About this exercise:
Work out how many lines of the records contain "username". Answer with the number and nothing else.

___ Data listing

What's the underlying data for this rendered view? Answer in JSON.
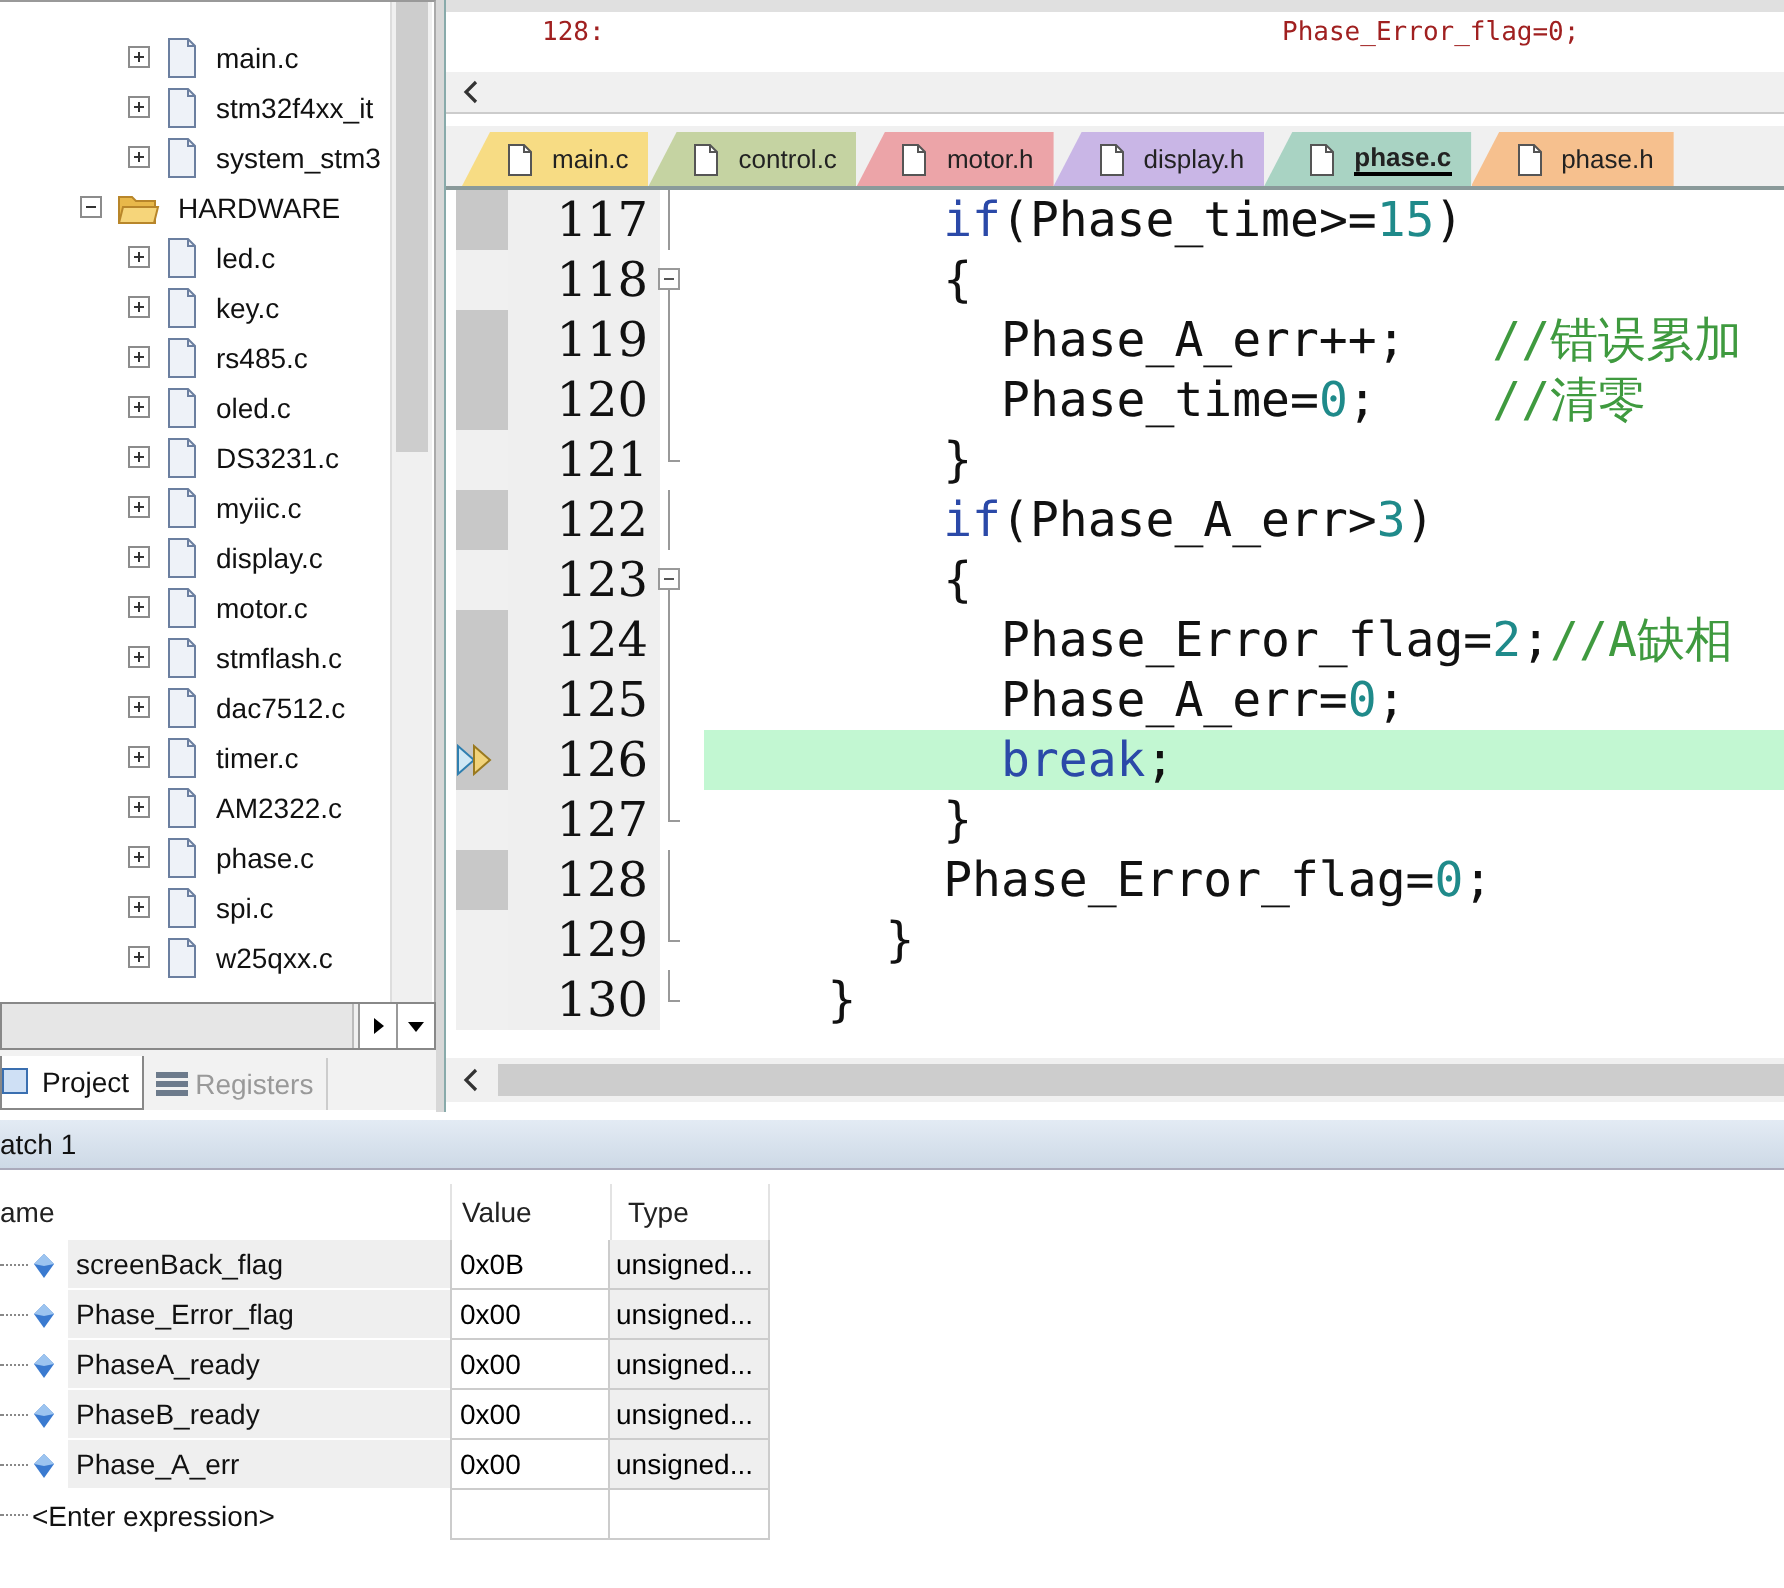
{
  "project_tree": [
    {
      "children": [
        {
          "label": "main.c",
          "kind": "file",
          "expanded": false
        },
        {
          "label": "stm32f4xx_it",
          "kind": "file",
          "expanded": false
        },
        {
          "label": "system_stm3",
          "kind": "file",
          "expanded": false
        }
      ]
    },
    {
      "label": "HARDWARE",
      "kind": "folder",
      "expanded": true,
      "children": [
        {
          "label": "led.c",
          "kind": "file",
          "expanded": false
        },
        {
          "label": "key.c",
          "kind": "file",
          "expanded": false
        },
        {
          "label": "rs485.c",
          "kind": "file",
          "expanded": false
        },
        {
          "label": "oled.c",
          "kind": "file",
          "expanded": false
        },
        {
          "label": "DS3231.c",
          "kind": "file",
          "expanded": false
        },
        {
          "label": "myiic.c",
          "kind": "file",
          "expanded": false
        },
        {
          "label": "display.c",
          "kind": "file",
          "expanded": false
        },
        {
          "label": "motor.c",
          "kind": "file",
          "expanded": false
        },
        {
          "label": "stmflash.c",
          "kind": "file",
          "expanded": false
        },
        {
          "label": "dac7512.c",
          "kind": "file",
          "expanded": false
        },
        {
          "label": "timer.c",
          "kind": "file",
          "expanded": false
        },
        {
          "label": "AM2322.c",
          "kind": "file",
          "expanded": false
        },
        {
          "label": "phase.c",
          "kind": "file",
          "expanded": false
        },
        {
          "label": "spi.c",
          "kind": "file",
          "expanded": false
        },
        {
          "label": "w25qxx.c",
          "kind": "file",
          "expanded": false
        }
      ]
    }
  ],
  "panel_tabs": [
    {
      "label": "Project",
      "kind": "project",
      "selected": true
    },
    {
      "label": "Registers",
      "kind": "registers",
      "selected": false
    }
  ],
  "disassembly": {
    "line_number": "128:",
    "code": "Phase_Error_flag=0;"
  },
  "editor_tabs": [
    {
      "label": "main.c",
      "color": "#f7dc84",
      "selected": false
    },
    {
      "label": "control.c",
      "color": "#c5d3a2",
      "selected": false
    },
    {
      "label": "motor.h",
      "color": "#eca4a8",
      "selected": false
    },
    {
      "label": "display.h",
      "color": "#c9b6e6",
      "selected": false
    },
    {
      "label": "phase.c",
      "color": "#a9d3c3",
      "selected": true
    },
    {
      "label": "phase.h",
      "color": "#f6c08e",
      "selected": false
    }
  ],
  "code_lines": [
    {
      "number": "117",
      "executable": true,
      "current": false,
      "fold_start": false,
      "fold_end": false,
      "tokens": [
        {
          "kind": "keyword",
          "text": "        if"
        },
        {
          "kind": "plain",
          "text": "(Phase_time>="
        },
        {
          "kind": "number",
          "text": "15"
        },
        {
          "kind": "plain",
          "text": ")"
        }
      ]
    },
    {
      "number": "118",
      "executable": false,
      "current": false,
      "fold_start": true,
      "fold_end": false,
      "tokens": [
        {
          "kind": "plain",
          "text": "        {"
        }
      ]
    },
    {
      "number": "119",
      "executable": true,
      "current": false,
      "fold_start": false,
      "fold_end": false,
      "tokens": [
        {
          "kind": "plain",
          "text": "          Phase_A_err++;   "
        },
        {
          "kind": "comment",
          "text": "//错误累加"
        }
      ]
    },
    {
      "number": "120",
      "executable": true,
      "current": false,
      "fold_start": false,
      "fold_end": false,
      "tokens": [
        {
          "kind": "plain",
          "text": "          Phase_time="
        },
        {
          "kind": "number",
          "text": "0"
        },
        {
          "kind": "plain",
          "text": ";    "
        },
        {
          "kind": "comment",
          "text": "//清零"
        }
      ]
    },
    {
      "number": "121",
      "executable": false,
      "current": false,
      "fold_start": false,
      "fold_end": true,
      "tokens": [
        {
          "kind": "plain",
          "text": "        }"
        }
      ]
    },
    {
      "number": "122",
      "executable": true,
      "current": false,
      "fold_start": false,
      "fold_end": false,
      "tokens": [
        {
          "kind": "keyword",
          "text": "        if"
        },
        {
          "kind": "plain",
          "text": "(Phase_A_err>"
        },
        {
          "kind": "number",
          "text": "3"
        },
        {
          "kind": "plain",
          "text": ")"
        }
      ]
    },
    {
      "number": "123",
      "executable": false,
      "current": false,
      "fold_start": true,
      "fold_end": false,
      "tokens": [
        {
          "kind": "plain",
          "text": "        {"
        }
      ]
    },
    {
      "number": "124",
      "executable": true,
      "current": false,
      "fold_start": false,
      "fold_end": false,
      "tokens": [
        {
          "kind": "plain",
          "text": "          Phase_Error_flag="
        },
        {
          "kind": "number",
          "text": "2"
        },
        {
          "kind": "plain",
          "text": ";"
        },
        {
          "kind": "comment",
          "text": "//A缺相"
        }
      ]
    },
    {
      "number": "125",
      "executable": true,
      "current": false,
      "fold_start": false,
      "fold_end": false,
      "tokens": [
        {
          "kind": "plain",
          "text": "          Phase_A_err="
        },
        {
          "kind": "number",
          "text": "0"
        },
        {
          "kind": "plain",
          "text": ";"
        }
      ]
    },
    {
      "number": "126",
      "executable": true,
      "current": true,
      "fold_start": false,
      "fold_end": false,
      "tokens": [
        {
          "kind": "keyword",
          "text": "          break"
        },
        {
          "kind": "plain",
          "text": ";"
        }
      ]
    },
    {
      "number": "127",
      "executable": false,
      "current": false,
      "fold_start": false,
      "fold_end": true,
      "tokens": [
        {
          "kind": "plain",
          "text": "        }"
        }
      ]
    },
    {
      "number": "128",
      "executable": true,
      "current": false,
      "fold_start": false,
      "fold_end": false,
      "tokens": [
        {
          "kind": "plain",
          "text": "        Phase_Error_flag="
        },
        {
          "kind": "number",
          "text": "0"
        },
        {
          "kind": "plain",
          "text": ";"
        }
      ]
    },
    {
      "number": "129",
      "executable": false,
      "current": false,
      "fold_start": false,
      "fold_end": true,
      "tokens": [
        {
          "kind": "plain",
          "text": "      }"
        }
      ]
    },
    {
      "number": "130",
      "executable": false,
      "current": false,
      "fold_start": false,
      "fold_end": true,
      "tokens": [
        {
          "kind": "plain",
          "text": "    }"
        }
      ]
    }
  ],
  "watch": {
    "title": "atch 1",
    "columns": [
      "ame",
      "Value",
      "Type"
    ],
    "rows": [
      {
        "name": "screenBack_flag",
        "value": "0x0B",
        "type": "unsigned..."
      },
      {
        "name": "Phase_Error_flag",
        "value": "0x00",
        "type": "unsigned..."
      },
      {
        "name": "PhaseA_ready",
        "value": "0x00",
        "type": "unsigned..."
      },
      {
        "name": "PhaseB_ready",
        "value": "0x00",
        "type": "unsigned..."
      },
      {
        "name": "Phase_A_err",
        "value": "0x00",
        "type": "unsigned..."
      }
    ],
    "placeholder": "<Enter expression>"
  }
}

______
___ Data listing

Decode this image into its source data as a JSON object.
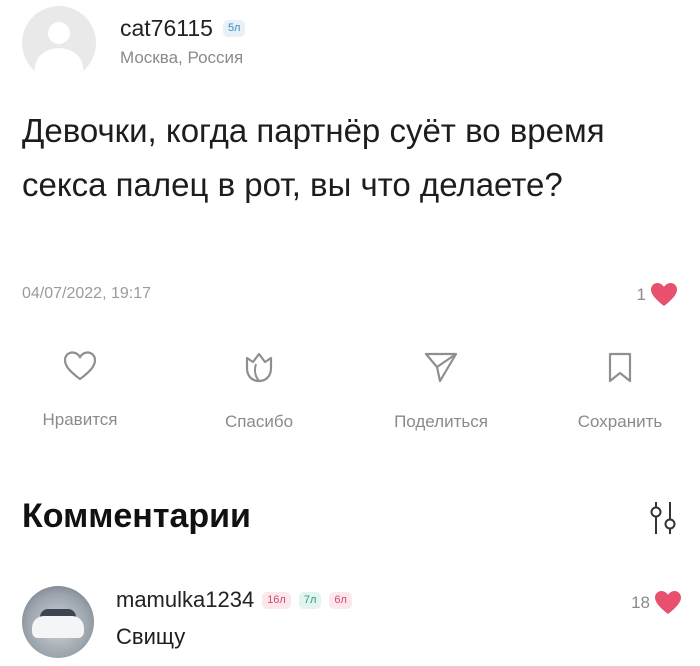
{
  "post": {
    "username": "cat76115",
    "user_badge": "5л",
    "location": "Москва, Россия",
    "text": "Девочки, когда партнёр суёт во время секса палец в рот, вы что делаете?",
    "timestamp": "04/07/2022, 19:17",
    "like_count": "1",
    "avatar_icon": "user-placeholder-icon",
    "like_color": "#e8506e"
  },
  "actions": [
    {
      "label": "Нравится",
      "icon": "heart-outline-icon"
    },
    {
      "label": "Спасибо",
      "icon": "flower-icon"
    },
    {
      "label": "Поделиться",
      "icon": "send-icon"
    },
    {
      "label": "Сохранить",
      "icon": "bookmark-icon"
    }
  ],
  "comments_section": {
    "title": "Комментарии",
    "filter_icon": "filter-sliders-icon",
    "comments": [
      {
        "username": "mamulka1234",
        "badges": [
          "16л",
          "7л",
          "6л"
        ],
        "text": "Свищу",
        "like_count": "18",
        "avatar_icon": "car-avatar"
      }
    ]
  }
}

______

Your solution:
2